» Exercise prompt: When a line in the material beneath includes the word "kind", add it to the count, and report the count alone.
=== Records to process ===
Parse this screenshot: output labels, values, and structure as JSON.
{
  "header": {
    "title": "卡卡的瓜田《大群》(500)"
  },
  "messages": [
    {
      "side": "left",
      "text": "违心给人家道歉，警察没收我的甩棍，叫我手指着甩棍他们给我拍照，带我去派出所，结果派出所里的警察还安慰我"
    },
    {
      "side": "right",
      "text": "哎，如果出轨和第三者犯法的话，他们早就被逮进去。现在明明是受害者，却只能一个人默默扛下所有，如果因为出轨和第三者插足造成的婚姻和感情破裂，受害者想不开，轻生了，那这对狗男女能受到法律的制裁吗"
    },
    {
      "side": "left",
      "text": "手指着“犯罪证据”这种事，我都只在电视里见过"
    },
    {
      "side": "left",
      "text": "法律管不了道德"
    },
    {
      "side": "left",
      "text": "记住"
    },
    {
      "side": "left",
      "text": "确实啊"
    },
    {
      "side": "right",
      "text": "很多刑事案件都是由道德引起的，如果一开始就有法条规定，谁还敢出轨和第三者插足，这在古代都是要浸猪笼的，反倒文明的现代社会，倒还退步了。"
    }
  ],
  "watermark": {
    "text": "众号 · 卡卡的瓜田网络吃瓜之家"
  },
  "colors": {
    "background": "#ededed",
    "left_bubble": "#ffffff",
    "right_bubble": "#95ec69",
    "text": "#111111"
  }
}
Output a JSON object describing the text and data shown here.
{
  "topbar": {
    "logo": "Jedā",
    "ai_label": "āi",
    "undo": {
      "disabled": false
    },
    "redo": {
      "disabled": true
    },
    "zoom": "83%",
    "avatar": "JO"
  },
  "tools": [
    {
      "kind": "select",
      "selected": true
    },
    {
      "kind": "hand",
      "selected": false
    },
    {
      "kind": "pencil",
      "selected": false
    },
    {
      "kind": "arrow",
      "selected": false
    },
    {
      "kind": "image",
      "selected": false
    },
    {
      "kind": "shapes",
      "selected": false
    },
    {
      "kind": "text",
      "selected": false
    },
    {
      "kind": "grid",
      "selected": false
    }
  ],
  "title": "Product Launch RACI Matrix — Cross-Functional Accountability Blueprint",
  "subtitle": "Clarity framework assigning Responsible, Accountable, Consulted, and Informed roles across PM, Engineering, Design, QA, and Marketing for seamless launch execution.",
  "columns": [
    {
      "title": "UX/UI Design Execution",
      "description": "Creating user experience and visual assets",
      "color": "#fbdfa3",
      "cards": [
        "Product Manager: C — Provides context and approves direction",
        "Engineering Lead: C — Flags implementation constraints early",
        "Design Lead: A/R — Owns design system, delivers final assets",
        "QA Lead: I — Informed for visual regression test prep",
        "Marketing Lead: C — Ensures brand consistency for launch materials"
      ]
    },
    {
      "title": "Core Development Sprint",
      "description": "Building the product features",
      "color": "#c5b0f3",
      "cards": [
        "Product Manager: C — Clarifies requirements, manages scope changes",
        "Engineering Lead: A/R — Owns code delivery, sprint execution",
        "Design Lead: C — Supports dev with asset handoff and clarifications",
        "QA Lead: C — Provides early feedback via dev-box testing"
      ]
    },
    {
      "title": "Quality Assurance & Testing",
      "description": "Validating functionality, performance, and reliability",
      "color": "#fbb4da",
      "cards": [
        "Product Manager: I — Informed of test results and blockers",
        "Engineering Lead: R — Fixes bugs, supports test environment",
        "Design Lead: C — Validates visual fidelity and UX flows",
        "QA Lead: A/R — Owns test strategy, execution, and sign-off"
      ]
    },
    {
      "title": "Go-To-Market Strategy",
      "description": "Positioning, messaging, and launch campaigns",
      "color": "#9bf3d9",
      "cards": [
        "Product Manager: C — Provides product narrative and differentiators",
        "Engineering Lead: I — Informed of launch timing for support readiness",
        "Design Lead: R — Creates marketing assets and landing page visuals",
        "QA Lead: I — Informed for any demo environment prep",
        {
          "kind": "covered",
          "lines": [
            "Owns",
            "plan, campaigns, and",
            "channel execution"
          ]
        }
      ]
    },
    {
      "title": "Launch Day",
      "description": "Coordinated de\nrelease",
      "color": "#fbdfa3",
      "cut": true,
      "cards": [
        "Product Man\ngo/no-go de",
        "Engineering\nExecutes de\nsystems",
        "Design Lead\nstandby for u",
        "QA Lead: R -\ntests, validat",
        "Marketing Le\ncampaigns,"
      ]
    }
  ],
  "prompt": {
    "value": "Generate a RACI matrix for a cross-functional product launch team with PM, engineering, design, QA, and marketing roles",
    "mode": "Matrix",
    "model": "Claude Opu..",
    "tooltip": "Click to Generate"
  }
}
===
» Answer to this exercise: 9